#### [INPUT DATA]
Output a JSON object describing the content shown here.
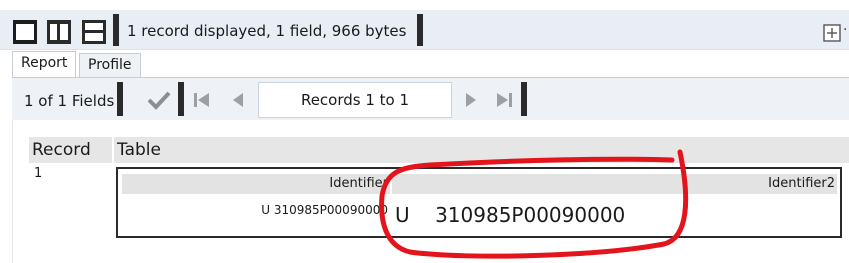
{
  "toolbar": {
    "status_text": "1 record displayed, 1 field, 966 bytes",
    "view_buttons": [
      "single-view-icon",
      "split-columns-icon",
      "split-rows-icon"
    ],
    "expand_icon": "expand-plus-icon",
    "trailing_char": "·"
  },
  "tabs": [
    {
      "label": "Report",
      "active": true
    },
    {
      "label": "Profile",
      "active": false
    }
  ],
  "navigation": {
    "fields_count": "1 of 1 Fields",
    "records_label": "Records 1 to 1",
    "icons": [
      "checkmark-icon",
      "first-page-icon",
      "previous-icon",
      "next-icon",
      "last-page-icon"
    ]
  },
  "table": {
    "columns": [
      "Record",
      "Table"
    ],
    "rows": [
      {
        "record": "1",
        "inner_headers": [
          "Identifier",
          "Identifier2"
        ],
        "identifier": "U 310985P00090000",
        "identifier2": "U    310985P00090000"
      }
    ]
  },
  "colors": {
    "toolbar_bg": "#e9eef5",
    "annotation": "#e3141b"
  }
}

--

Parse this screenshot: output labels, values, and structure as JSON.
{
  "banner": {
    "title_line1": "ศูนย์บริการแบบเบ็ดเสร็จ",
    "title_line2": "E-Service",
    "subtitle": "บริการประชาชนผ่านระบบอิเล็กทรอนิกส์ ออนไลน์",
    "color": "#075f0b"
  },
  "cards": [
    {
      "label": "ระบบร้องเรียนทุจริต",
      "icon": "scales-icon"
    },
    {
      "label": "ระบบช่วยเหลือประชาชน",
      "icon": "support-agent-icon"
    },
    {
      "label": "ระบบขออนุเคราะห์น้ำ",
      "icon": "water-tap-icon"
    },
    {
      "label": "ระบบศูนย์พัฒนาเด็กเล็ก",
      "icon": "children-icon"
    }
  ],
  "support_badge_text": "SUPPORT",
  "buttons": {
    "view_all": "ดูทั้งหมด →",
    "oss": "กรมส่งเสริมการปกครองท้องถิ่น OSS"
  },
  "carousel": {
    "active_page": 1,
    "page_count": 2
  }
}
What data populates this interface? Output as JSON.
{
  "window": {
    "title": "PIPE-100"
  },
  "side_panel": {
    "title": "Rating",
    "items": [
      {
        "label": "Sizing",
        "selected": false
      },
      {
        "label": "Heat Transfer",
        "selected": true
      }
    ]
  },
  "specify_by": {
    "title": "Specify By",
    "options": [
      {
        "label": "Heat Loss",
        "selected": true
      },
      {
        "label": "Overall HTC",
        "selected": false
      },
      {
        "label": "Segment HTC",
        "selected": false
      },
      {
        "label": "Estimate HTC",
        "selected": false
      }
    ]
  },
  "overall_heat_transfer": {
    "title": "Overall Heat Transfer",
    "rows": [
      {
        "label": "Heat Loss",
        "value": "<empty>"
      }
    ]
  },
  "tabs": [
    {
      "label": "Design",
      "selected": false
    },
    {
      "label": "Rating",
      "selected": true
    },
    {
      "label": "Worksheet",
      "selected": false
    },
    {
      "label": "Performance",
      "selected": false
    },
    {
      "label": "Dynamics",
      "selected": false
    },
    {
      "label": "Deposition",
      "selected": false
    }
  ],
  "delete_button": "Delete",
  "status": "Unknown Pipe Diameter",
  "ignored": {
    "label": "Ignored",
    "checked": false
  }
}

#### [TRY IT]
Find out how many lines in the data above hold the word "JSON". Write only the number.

#### [RESULT OF THE TASK]
3